▸ What needs to be done:
Scan the listing for the word "JSON", and copy out each line where it is found.

▸ Recorded information:
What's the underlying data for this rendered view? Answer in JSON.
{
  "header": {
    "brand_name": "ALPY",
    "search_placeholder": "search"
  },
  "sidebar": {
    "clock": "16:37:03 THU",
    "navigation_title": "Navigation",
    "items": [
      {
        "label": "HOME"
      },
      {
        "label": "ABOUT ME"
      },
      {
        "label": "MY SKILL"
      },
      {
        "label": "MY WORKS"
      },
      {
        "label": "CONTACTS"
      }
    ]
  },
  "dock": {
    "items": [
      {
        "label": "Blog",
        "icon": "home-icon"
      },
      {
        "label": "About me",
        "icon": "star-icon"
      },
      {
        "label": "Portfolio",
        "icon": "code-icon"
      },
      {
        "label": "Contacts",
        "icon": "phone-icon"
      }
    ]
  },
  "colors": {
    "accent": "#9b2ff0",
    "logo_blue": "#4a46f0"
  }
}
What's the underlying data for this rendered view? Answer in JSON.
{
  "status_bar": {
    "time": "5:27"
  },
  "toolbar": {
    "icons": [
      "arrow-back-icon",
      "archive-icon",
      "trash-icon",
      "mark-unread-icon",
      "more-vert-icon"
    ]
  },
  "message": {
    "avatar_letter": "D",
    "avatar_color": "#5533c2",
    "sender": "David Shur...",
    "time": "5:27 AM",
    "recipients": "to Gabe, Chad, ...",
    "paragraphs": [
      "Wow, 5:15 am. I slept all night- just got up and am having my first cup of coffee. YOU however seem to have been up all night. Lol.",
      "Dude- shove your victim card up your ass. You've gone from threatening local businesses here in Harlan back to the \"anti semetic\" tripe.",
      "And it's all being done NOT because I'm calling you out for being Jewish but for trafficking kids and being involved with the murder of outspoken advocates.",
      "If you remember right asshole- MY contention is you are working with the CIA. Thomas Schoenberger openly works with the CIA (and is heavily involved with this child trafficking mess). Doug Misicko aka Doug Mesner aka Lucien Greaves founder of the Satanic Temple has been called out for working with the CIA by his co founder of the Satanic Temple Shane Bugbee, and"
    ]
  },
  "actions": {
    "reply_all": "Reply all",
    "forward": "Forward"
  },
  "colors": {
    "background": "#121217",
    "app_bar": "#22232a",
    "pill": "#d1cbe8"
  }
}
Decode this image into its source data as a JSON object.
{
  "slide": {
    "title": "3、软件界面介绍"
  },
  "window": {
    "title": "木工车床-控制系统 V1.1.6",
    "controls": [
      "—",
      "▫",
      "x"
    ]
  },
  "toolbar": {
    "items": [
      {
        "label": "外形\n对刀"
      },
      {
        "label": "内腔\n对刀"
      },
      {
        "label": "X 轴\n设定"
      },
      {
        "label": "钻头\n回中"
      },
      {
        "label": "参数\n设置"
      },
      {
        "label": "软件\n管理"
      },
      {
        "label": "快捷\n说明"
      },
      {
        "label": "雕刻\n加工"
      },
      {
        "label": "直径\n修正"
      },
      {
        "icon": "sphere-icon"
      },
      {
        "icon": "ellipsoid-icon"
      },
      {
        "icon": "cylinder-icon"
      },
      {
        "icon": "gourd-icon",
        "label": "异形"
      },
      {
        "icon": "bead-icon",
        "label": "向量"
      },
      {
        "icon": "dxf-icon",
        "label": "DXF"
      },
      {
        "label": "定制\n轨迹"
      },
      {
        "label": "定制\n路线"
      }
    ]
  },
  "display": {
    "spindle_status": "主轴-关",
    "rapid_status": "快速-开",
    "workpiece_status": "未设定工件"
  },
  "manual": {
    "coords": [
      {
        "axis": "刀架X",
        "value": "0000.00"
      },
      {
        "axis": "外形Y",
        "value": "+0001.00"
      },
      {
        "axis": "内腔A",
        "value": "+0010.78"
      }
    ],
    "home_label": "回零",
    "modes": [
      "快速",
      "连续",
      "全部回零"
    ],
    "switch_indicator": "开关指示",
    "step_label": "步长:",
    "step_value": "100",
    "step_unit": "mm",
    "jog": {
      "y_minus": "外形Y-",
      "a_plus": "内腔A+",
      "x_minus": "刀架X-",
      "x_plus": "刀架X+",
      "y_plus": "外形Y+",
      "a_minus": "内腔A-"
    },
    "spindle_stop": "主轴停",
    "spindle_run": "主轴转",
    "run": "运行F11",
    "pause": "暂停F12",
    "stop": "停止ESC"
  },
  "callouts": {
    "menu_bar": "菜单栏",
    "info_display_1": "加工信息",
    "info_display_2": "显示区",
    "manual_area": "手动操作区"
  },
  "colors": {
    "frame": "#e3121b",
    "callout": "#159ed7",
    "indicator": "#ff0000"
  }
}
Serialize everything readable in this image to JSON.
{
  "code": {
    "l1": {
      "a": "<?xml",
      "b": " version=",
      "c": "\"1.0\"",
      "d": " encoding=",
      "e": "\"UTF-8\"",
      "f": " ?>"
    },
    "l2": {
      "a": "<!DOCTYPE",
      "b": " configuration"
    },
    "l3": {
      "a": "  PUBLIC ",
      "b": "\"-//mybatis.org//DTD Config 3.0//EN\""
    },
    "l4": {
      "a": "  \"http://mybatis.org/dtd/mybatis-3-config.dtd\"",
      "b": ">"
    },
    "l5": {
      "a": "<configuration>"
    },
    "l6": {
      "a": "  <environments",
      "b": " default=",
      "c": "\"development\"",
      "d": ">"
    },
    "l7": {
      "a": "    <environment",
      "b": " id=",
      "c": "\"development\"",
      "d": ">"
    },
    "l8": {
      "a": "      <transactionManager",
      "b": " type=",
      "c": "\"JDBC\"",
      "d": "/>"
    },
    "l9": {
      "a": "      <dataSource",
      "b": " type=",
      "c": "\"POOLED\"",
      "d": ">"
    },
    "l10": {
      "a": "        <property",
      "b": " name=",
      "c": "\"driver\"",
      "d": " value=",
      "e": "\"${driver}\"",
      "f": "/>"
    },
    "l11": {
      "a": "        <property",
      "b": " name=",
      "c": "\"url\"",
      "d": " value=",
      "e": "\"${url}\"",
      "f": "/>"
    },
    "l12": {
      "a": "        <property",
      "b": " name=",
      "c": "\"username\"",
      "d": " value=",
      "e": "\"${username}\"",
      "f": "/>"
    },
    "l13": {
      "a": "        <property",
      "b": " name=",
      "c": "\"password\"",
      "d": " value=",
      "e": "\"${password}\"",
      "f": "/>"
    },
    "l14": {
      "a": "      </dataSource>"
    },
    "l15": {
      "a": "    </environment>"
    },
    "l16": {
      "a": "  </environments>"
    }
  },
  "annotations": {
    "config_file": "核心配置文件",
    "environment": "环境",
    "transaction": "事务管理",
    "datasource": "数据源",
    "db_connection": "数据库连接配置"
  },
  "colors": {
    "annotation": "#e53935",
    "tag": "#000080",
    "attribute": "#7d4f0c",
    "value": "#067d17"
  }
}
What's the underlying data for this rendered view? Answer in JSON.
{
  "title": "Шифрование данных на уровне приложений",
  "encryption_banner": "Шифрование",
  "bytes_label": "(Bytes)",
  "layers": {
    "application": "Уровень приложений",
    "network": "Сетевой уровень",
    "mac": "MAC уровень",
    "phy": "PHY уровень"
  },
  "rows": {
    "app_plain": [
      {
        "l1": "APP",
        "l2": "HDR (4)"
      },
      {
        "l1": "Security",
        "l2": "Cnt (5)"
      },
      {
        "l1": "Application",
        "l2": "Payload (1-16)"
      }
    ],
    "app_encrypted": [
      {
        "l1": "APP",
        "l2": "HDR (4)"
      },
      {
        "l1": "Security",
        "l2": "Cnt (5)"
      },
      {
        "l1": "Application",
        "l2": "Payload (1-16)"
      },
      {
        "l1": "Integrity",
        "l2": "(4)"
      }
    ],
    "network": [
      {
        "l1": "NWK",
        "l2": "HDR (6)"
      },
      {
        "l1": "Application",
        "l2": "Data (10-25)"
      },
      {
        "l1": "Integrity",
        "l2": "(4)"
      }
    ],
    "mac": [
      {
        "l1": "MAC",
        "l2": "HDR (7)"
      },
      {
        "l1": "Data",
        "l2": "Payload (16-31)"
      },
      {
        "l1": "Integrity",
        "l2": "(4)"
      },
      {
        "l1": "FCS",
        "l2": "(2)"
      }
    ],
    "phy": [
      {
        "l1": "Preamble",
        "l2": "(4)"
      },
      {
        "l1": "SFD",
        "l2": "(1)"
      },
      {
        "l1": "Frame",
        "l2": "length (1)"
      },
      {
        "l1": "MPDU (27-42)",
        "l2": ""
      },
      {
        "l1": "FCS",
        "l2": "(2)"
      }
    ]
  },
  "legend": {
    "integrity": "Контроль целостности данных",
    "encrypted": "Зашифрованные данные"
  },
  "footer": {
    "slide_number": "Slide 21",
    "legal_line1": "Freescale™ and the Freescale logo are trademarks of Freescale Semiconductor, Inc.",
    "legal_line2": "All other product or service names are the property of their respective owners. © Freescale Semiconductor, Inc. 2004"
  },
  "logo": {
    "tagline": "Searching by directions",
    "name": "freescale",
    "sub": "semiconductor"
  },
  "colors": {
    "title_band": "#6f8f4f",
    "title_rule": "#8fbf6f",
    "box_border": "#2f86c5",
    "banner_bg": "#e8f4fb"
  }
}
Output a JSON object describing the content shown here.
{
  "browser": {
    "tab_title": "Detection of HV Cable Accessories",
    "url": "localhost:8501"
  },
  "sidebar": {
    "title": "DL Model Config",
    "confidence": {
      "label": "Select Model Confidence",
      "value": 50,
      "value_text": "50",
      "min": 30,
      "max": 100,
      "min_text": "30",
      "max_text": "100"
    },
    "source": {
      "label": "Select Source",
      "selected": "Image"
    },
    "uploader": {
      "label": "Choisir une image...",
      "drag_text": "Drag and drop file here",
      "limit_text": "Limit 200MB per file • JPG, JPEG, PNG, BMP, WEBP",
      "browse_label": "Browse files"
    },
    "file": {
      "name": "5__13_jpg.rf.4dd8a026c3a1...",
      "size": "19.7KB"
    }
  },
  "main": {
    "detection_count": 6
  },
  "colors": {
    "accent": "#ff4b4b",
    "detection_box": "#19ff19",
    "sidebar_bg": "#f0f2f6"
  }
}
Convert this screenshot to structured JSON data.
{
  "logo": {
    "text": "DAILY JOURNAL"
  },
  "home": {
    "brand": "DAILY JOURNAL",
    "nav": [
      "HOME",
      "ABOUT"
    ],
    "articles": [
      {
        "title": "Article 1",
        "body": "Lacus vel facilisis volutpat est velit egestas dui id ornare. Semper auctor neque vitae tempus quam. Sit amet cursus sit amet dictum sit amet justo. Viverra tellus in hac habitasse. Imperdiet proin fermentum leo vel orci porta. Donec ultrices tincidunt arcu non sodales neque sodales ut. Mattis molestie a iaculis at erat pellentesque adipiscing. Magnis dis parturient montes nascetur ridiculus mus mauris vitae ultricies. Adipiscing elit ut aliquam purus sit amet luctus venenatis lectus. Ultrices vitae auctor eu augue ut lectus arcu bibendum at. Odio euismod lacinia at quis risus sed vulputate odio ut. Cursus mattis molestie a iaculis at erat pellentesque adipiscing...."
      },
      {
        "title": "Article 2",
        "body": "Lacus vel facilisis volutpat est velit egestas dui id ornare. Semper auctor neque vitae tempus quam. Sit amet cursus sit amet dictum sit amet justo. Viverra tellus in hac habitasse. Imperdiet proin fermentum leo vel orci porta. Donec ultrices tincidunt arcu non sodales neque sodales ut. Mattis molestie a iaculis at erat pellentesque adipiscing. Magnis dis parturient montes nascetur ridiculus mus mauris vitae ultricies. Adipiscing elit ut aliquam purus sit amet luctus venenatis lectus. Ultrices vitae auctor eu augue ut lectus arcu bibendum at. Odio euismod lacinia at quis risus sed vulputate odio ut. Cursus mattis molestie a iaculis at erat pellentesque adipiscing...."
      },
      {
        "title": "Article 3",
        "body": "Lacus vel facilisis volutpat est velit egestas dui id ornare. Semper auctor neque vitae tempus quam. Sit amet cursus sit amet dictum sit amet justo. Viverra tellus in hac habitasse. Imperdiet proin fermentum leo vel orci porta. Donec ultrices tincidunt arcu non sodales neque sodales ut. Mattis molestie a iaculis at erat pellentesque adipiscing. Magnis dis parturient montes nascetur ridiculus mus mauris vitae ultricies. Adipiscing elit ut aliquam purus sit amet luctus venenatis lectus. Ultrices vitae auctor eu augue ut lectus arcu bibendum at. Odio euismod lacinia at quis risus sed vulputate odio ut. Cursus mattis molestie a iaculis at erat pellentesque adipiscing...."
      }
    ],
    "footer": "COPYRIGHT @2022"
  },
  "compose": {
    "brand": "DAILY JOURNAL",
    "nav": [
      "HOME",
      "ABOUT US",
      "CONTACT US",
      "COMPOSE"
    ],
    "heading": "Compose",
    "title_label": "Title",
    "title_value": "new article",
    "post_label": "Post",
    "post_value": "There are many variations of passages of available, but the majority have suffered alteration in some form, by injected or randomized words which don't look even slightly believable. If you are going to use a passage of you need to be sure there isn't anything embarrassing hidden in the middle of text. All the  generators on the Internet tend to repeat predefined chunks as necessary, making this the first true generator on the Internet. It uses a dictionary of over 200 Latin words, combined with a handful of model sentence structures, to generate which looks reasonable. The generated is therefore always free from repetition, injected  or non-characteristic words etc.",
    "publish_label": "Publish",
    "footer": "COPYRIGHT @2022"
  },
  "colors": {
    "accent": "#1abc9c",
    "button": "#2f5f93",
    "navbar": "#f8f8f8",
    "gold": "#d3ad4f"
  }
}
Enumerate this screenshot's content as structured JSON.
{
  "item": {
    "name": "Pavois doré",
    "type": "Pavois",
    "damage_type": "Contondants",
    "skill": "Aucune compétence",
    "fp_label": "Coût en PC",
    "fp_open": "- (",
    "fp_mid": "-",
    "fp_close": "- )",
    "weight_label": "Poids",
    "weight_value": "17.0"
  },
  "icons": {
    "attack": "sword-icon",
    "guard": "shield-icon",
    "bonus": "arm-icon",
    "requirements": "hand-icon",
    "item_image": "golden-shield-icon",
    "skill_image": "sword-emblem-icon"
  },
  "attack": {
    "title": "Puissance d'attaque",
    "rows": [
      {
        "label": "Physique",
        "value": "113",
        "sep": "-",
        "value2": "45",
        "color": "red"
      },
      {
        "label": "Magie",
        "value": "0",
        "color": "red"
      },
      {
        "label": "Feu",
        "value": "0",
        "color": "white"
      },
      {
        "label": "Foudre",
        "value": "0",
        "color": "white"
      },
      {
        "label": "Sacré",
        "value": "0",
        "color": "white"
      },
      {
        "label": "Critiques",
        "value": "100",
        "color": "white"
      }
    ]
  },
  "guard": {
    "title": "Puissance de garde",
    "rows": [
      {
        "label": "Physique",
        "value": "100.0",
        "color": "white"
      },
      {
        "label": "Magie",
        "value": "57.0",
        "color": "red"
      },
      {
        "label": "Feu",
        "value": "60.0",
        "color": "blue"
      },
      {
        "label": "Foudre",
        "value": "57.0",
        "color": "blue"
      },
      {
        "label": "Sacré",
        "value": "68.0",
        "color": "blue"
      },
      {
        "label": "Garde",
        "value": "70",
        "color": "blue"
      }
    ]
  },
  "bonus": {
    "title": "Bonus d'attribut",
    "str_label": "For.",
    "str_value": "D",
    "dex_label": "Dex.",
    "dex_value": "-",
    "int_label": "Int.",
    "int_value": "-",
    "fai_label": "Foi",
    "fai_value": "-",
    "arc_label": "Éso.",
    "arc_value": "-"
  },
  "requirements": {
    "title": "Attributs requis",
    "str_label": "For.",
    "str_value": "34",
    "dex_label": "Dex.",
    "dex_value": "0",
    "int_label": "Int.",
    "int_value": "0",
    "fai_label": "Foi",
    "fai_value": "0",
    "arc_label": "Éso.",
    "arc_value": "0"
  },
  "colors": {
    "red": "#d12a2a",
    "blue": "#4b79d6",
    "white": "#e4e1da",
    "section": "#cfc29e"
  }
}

▸ Task solution:
What's the underlying data for this rendered view? Answer in JSON.
What's the underlying data for this rendered view? Answer in JSON.
Decode this image into its source data as a JSON object.
Serialize everything readable in this image to JSON.
What's the underlying data for this rendered view? Answer in JSON.
Output a JSON object describing the content shown here.
Convert this screenshot to structured JSON data.
Enumerate this screenshot's content as structured JSON.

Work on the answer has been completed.